My husband has worked most of his life to bring opportunities to students in the national language of this country, and to keep standards high.
At ten years of age, he knew four words/expressions in English (yes, no, all right, thank you) and the number of opportunities open to kids of his age group was almost non-existent.
When he was asked at this age what he wanted to be, he said “Chief Clerk”. That was the highest ranking individual that he knew of — other than the British, of course, who, back then (and for reasons that seem inexplicable when viewed from today), thought they had a right to rule the country and be the boss of everyone while they ripped them off economically.
The ten-year-old boy could not dream of anything higher than chief clerk, because if you were a Malay with no English, you never went higher than that.
So where has education in the Malay language from kindy to university – Malaysian, Bahasa, or whatever you want to call it – got us? Not very far, if you hear this story:
This is related by a university lecturer from a VERY prestigious university in this country (fortunately, not the one my husband teaches at.)
I won’t name the uni, or the department, or even the subject. But here’s an incident from last week.
The lecturer was giving a lecture in their subject, but got the feeling that the students were a bit lost. Thinking that perhaps the students didn’t have the historical background to understand the subject of this particular lecture, the lecturer asked (and remember, this is all in Malay language to a group of students who have attended Malay language schools all their lives): ‘What do you know about black culture in the USA?’
The students admitted, not much.
The lecturer then asked a question it would never have occurred to me to ask anyone: ‘Why is there such a large minority of black African-Americans in the US in the first place?’
One student, tentatively: ‘They came looking for a better life?’
Lecturer (who must have been in a state of shock by this time) probed a bit deeper, but no student had anything to add to that. They admitted they didn’t know.
Did they know that the USA had a system of slavery in its history?
No. Really?Did they? Wow!
Have they read/seen/heard of “Gone with the Wind”?
Perhaps desperate for some reassurance, the lecturer then asked if they had heard of Shakespeare.
What about Romeo and Juliet? (Real desperation here).
The Russian Revolution? The French Revolution?
Remember, the lecturer was not asking for in-depth knowledge. All they wanted was general knowledge – the sort of thing you might pick up from the news, or newspapers, the internet, books, films, TV…
But here were a group of university students who have been so cradled by an education system and a culture that appears to be (from this example) totally inward-looking and insular and that offers – apparently – very little to even the brighter students that is not related to local affairs.

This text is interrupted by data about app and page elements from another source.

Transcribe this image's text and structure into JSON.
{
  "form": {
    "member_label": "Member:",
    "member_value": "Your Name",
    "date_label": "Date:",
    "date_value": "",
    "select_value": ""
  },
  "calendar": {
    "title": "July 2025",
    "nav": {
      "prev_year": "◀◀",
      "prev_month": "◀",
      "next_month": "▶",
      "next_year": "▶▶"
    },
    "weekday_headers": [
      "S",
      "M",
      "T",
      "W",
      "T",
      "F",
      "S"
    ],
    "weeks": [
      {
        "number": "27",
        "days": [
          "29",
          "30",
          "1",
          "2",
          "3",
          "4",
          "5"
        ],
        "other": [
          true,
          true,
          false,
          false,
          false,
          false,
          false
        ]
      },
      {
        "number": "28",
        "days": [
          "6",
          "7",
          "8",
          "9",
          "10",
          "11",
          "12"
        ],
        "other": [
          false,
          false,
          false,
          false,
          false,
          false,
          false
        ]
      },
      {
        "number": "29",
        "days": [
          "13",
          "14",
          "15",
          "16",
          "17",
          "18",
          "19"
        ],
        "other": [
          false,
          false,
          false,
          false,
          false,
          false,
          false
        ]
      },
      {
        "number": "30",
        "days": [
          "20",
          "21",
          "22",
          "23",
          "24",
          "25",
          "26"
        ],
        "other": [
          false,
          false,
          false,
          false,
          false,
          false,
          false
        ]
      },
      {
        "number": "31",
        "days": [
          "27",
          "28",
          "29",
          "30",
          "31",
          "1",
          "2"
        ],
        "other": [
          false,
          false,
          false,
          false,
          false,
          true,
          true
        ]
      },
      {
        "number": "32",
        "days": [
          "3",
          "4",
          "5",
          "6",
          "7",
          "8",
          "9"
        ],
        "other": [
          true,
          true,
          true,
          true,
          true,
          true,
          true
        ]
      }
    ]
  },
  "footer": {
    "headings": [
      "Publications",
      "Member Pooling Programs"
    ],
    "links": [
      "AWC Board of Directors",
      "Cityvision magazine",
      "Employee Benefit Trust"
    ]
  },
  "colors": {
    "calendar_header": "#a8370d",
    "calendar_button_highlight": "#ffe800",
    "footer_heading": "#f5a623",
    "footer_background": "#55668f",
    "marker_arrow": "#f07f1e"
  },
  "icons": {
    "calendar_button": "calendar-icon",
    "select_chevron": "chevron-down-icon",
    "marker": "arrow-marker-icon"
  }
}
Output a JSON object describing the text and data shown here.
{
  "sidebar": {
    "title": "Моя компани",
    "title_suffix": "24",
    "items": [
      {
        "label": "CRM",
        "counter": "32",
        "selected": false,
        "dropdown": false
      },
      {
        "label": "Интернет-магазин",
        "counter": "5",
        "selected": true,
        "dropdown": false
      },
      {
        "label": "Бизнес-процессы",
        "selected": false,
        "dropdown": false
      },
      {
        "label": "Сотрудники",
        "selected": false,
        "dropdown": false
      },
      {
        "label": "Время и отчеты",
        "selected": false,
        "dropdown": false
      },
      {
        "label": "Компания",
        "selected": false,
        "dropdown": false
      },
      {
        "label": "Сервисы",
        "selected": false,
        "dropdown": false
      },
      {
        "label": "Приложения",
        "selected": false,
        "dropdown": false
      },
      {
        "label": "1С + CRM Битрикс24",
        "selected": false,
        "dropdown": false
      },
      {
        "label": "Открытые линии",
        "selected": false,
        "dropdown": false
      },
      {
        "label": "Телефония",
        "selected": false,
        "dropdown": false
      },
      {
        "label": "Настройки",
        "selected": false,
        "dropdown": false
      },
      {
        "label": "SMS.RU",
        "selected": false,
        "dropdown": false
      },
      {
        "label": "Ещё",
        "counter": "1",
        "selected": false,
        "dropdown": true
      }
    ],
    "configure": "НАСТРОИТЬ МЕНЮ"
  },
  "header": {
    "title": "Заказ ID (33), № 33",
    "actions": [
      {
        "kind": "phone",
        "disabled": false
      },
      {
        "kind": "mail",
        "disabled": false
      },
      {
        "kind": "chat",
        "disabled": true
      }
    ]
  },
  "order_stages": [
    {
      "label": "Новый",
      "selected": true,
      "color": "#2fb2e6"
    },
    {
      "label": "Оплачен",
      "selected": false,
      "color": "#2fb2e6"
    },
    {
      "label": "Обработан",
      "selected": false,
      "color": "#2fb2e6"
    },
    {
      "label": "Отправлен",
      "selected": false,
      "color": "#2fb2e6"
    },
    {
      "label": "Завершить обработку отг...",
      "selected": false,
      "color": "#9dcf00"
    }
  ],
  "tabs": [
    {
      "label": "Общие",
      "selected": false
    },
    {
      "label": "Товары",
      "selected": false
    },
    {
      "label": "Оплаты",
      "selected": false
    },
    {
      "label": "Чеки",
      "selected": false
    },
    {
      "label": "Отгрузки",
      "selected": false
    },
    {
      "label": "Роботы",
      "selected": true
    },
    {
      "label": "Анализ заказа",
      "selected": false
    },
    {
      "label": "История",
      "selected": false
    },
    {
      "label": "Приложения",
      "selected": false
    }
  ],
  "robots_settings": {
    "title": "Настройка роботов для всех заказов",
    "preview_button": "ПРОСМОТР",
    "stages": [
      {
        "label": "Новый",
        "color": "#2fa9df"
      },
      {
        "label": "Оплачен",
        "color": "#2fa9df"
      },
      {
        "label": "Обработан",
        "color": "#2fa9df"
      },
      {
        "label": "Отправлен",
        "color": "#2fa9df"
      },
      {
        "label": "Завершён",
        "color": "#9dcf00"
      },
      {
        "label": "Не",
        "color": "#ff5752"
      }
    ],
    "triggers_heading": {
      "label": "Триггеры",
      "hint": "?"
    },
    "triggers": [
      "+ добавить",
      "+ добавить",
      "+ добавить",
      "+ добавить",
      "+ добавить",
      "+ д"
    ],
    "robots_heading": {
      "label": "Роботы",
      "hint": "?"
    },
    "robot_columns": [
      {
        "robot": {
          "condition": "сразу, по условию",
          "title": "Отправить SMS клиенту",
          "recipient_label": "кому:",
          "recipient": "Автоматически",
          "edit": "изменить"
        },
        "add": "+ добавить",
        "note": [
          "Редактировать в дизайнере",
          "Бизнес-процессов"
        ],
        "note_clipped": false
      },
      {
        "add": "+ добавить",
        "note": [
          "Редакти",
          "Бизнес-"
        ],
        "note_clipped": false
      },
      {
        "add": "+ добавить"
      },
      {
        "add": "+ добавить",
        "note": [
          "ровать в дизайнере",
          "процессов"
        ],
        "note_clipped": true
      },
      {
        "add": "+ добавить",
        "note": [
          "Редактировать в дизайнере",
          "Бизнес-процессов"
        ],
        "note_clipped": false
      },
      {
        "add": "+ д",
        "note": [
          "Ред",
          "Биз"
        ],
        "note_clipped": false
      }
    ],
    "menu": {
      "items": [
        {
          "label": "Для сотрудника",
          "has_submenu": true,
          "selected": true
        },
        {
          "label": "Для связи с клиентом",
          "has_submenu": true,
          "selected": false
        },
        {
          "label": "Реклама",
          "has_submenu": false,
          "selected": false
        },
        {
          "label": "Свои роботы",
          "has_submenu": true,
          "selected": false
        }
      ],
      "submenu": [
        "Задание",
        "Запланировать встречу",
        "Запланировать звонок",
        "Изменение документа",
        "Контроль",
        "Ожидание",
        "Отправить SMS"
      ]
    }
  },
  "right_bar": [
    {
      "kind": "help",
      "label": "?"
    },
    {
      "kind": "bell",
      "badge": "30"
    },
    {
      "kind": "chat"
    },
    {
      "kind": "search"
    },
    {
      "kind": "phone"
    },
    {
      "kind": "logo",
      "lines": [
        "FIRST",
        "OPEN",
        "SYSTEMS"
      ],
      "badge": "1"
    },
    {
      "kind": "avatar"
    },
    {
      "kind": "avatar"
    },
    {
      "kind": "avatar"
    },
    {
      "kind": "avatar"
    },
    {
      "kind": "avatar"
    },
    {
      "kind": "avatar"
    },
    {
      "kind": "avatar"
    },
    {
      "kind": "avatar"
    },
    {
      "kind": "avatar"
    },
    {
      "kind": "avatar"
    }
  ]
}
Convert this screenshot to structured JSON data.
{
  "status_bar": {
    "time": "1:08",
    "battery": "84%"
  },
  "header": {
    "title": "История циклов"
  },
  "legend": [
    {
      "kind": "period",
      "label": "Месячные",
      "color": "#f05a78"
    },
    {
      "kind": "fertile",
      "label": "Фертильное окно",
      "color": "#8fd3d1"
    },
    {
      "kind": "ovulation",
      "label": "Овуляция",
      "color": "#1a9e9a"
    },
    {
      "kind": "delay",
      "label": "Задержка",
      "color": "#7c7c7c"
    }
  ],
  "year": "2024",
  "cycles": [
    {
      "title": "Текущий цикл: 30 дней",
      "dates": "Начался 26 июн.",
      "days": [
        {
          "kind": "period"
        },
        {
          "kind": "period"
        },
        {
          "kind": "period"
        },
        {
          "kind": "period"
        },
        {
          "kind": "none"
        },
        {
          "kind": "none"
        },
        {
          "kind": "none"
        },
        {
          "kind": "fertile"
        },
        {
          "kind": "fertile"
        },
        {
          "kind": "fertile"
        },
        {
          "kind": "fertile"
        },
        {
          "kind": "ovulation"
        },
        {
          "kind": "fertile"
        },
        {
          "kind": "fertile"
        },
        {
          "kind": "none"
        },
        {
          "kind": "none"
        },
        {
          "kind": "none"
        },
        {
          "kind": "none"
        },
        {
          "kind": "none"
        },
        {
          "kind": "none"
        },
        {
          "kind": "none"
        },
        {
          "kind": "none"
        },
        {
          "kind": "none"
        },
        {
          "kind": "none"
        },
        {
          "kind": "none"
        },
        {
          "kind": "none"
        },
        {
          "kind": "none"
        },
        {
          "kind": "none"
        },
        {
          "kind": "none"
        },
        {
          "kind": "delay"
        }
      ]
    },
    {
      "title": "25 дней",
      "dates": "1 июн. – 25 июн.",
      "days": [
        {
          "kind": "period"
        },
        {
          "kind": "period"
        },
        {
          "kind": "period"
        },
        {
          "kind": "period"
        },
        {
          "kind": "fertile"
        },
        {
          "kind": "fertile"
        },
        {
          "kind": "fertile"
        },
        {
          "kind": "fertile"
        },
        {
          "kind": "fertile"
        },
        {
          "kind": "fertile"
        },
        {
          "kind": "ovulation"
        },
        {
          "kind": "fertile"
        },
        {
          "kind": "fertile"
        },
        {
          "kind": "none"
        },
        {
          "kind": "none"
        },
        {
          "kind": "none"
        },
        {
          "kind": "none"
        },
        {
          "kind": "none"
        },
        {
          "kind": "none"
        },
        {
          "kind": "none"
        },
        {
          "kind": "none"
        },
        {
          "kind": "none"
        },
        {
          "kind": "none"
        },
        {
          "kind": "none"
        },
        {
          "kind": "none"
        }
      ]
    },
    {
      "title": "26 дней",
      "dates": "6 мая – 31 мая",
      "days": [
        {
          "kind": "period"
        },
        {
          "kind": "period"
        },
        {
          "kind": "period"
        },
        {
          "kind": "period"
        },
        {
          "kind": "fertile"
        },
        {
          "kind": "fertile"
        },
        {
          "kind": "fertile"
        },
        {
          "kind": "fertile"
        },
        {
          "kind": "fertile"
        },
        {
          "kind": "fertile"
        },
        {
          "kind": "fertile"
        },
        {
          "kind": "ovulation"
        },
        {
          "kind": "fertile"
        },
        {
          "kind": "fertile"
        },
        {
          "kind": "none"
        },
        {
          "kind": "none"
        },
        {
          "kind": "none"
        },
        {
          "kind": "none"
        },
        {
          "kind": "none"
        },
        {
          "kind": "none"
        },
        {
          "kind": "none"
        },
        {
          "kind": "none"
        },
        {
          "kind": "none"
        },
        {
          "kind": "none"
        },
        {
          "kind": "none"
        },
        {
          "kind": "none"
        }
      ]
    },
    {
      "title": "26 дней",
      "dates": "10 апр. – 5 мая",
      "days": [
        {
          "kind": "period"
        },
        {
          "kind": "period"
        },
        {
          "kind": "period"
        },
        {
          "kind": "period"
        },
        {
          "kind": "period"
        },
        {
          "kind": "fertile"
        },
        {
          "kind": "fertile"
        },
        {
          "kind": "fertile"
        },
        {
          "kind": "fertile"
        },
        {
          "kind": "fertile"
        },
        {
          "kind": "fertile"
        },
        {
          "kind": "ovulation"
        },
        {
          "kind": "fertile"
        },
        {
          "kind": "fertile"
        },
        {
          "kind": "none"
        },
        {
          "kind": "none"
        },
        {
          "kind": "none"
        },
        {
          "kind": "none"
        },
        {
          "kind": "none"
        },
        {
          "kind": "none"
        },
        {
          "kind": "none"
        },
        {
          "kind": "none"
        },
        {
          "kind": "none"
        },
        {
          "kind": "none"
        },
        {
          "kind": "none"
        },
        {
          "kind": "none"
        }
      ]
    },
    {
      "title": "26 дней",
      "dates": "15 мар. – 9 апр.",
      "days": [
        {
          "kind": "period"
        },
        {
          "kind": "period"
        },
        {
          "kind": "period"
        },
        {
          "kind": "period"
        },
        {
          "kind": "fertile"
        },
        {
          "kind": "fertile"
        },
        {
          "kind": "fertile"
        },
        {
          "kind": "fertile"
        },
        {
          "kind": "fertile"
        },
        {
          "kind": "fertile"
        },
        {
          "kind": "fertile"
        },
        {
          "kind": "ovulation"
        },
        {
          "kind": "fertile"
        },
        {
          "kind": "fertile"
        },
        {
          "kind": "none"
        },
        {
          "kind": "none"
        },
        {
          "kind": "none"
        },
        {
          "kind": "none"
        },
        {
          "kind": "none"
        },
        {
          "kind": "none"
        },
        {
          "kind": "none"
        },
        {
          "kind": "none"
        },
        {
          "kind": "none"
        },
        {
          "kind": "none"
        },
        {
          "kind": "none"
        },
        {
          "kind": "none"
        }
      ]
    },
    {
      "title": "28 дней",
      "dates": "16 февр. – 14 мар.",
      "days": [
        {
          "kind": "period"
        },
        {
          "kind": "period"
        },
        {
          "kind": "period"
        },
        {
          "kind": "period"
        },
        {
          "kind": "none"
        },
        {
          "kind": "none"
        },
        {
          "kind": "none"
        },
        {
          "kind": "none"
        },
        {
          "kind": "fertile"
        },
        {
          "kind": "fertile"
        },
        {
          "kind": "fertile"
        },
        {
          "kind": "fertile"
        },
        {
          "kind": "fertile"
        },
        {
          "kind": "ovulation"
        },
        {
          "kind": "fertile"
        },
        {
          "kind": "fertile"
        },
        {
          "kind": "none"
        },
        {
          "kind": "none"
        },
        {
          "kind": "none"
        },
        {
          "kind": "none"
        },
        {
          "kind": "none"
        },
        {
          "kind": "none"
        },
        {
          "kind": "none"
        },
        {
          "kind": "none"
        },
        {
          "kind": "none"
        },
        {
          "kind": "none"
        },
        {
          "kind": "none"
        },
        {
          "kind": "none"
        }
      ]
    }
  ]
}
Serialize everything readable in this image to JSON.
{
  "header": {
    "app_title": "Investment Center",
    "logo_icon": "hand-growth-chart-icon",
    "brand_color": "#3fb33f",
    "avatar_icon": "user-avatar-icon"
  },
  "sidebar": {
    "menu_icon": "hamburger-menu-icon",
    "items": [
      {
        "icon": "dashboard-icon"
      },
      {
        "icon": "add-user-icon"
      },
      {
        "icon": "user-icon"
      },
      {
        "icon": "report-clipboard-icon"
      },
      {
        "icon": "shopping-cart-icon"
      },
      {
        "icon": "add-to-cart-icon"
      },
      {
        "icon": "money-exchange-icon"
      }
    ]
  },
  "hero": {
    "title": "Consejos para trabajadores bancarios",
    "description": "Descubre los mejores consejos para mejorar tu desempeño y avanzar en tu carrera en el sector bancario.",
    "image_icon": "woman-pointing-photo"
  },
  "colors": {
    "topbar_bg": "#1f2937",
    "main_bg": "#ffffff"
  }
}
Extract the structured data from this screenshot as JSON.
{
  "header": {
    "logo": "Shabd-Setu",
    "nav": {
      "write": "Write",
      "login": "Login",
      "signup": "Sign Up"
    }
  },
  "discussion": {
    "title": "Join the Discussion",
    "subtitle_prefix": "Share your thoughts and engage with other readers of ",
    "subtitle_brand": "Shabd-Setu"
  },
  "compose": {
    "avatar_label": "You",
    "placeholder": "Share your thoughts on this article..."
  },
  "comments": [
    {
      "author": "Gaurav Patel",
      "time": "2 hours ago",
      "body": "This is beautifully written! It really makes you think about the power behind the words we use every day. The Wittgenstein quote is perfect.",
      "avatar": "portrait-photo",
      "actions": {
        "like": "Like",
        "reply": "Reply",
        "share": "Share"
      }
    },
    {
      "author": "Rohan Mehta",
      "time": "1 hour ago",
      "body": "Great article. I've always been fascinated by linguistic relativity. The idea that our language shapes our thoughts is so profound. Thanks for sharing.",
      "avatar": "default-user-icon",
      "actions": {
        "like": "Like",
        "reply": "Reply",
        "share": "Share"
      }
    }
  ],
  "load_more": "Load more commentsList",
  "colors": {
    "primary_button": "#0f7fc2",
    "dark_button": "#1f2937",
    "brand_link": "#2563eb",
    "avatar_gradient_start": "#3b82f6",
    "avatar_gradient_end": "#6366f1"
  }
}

Yes, I know this is only one incident of anecdotal evidence. But I am still horrified that it can occur. At that age – as an Australian student – I could have talked a little about, say, Russian classical literature, music and ballet; I could have said something intelligent about the Inca or Mayan culture, the Taiping Rebellion or Japanese Samurai or the San Fransisco earthquake of 1906, or Halley’s Comet, or Robespierre or Trotsky or Margaret Mitchell, or Sputnik or the Moghuls or Saladin or Beethoven or Ulan Bator or Homer or Carthage or apartheid or the Boer War or the formation of Israel or of Pakistan. I could have been much more intelligent about the political affairs of the day, whether it was Tom Mboya or the assassination of JFK.
So where have we gone with Malaysia’s education system that we can produce university students of such appalling ignorance? Or maybe I’m the one who is out of step? Perhaps in this day and age we shouldn’t learn anything outside our field of expertise, because if you need it, you can always “look it up”?